We’ve now come to the penultimate volume in The Mallorean, and things have begun to reach a crescendo. Garion and company have to increasingly confront the perils of prophecy as they grow closer to the moment foretold for eons, when Cyradis the Seer will have to make a dreadful choice between the Child of Dark and the Child of Light. In the process, they make a number of fascinating discoveries.
One of the novel’s most fascinating sequences occurs when Garion and Belgarath visit the University of Melcene, where they encounter a man who has learned the secrets of sorcery on his own. It’s a useful reminder that there are quite a few other people in this vast world that Eddings has created, and not all of them have a major part to play in the major events of the series. (In this case, the sorcerer does help them understand more of the Sardion, the gem that is the evil counterpart to the Orb of Aldur).
It would be very easy to paint both The Belgariad and The Mallorean as paint-by-numbers fantasy. As readers, we already know the beats that the story is going to hit going in, and we also know that certain characters who are going to fulfill certain functions. There are times in this book, however, where we realize that Torak, for one, isn’t nearly as one-dimensional as we might have assumed, particularly when the Garion and Belgarath read the prophecies that Torak himself was obliged to deliver. These sequences where we hear Torak’s voice, however, reveal that there is something more complex going on. As in all great fantasy, Torak isn’t just a malevolent force devoid of any complexity. In fact, he ultimately has no more agency in the unfolding of his destiny than Garion does. In some ways, in fact, his burden is even heavier, since he must largely carry it alone.

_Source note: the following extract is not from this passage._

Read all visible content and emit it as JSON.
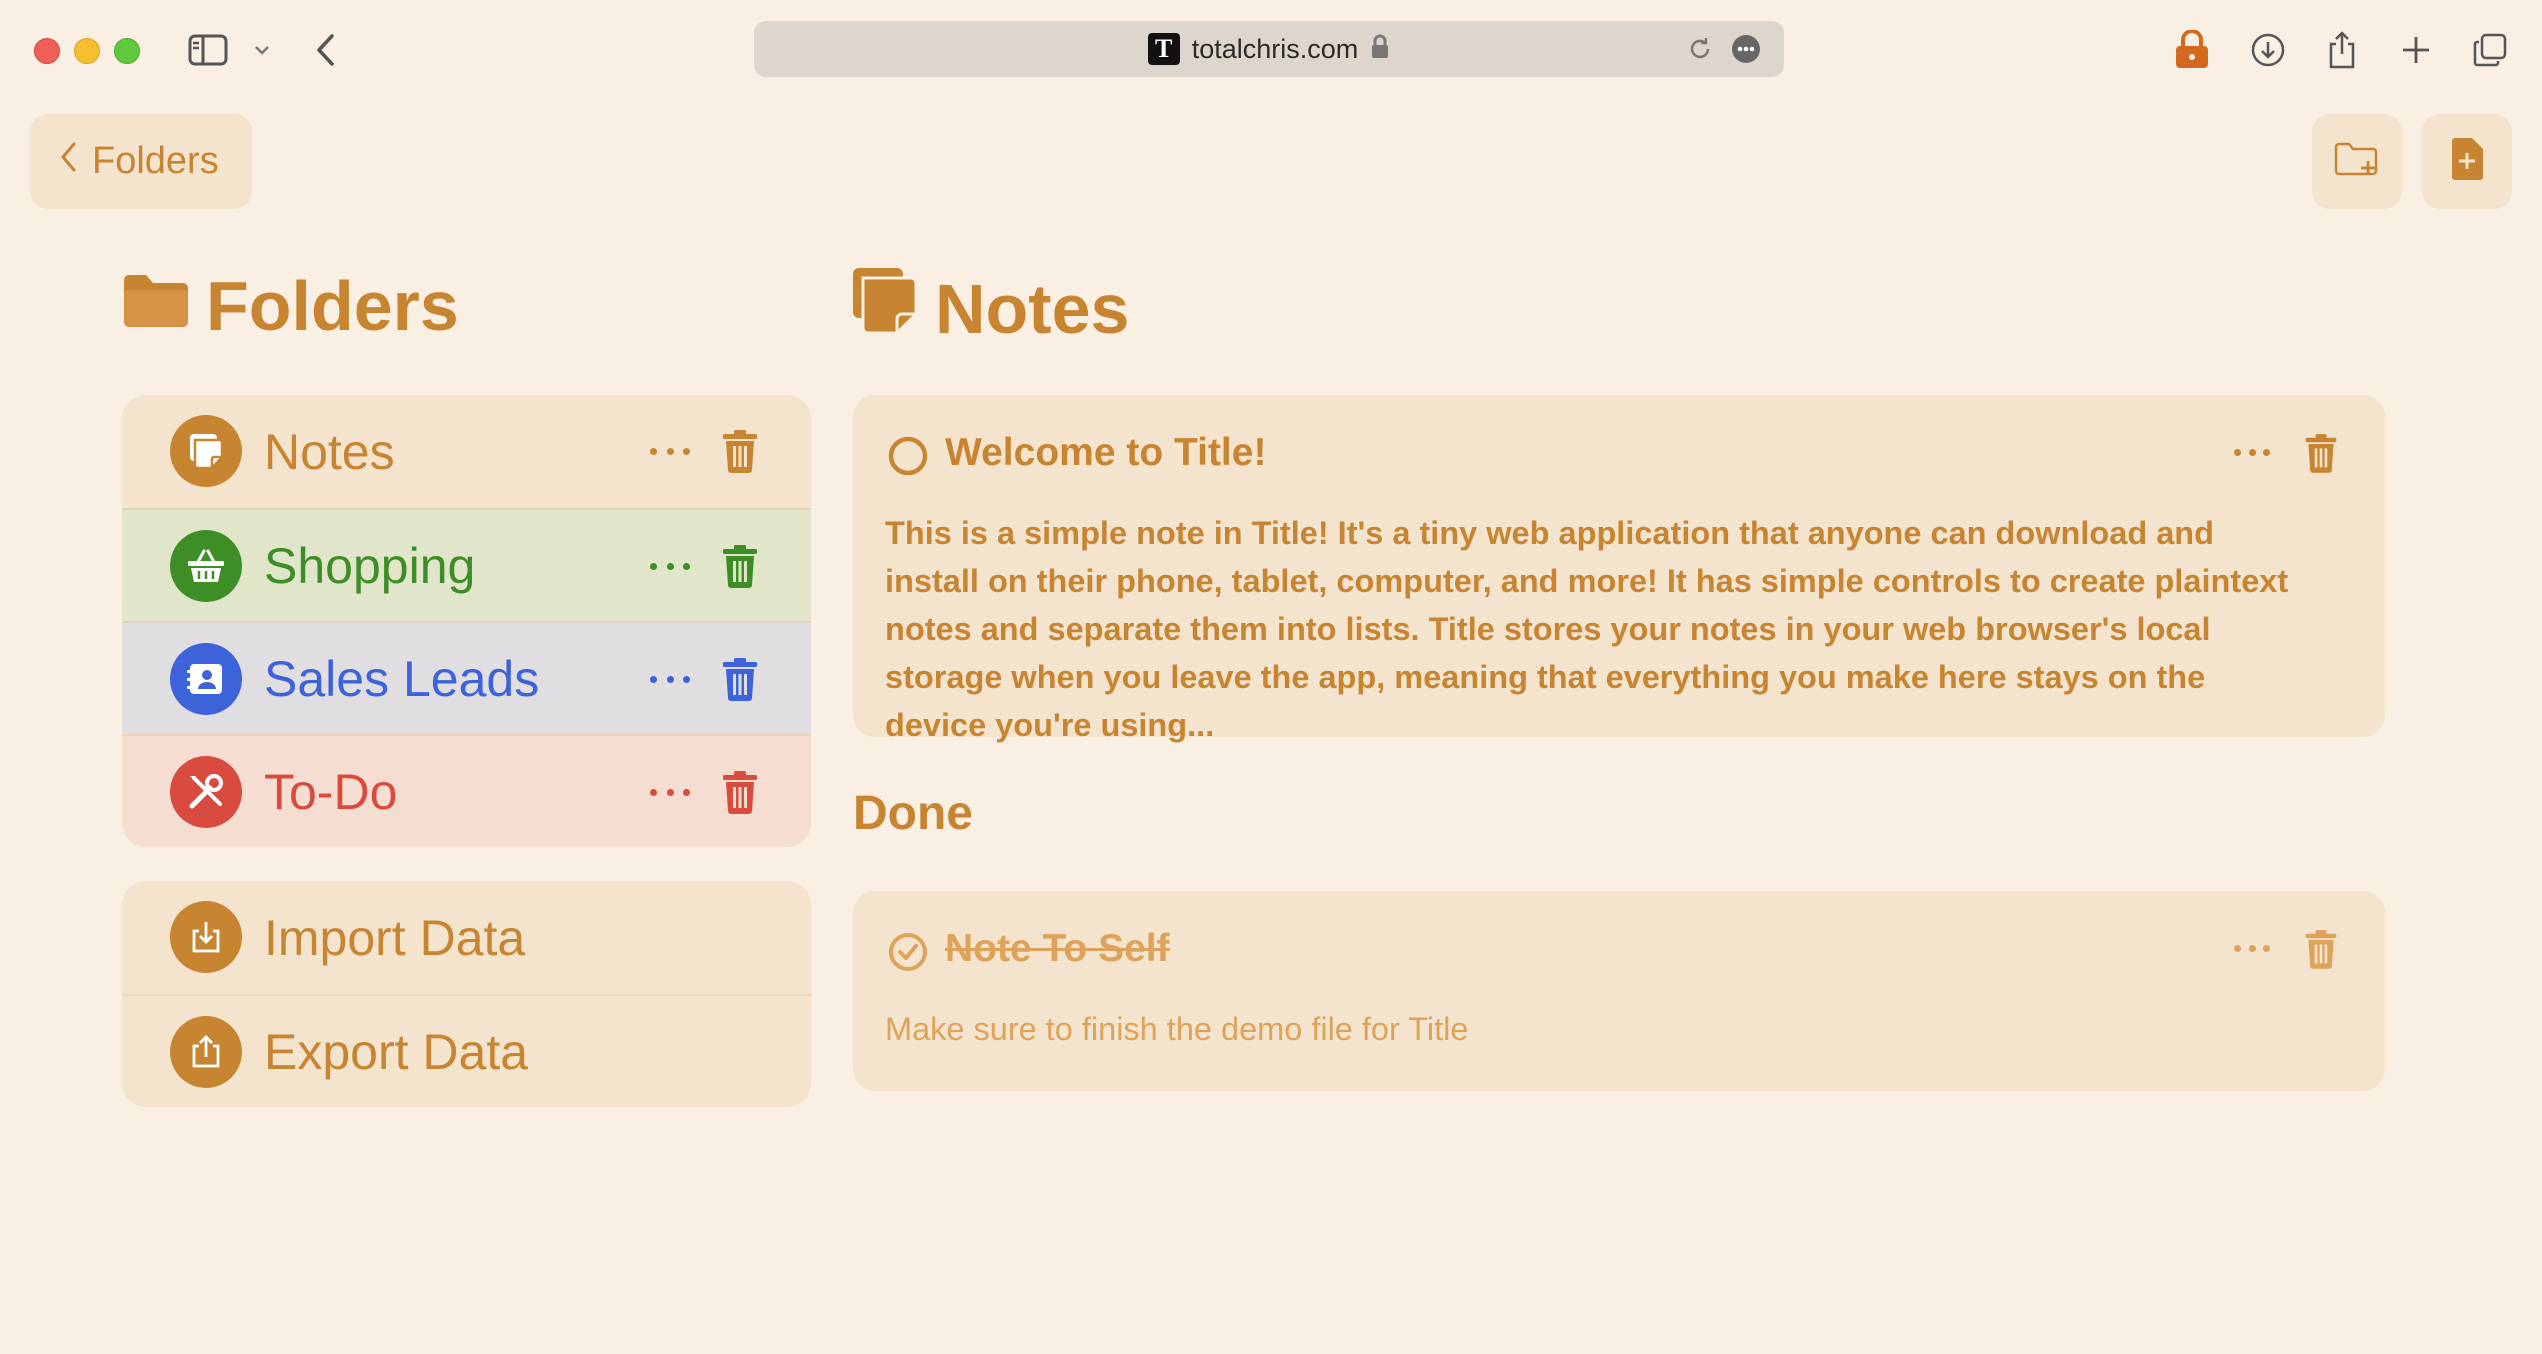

I also particularly appreciated this book’s efforts to portray Emperor ‘Zakath with more depth and complexity than did The Belgariad. One gets the sense that part of this series’ attempts to right some of the wrongs of its predecessor in terms of its rather simplistic portrayal of the Angaraks. He’s wry and amusing, and he clearly has had a great burden on his shoulders as the Emperor of Mallorea. Though he has had some of his emotions stripped out of him by various struggles and personal setbacks, he still emerges from the book as someone who really does do the best that he can for his people.
Though the storytelling in Sorceress of Darshiva is as streamlined as its predecessors, it does continue the practice of occasionally zooming out to give the reader a sense of what’s going on in the rest of the world. This is a neat little device, a way of reminding us that, though the quest of Belgarion and the rest is, of course, the most important thing going on in the world, there are other characters who are also playing a key part in the events that are about to shape the world. I liked the emphasis on Queen Porenn in particular, if for no other reason than that it’s nice to see some attention paid to one of the few female monarchs in the series.

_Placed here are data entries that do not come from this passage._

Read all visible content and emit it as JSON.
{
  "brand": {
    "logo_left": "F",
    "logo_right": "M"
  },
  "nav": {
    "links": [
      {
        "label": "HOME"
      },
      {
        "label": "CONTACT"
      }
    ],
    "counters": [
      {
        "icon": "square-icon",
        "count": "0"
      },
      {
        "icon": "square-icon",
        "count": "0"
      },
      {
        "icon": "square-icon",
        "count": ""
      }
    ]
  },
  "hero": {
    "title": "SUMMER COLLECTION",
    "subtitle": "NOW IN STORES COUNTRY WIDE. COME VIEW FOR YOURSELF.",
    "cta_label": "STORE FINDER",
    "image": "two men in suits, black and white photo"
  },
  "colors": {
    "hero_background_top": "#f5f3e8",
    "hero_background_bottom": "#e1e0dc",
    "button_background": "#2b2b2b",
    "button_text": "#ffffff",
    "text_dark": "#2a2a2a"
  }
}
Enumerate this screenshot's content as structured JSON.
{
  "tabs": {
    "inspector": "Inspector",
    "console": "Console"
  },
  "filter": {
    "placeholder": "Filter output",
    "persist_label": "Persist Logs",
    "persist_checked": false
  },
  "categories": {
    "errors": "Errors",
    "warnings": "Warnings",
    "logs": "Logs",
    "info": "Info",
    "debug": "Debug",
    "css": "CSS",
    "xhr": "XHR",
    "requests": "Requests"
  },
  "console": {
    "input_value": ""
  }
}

Two other positive things are worth noting. First, we finally get to see Durnik attain the reward that he’s been moving toward (unconsciously) since the ending of The Belgariad. He is at last welcomed as one of the disciples of Aldur. It’s fitting that he be given this status, since he has worked as hard as any to make Garion into the person that he is. What’s more, he is a genuinely good man who genuinely loves Polgara and Garion. The other positive development is the inclusion of the character of the female wolf who inexplicably joins their company. Though her identity isn’t revealed until later, the canny reader will no doubt quickly guess who she is and what he role in the coming confrontation will ultimately be.
However, that being said, this book (like so many of the others in this series) tends to lean a bit too heavily on the witty banter and what Eddings seems to think are charming affectations. If you thought that just because Mandorallen wasn’t going to be part of the narrative that you were to be spared his archaic dialogue, you would be mistaken, because we still get it in the person of Cyradis. (I’m fairly sure that he was using this device to poke fun at Tolkien, but it ends up becoming very trite and, frankly, irritating). What’s more, Eddings is often a bit simplistic in his narrative devices. The mysteries aren’t really that mysterious when you get right down to it, and the solutions to the central enigmas (such as “The Place Which is No More”) are, in the final analysis, quite easy to figure out. No wonder so many of the characters seem perplexed that they hadn’t thought of it sooner. (Most canny readers will have figured out the secret pretty early on).
Overall, I quite liked this book. Eddings continues to demonstrate that he has a keen eye for what makes a story work. Narratively, the book has its own story to tell and its own bits of character development, even as it manages to connect with what came before and what follows in the next, and final, book in the series. Just as importantly, while you’re reading one of the books in this series you can’t help but feel swept up in the narrative. At the same time, he knows how to slow down long enough so that the reader really gets a sense of place, and I for one really enjoyed the fact that the company gets to travel around the eastern continent, exploring new peoples, places, and customs.
I’ve already finished The Seeress of Kell, and I can’t wait to share my thoughts with all of you. It’s going to be a blast!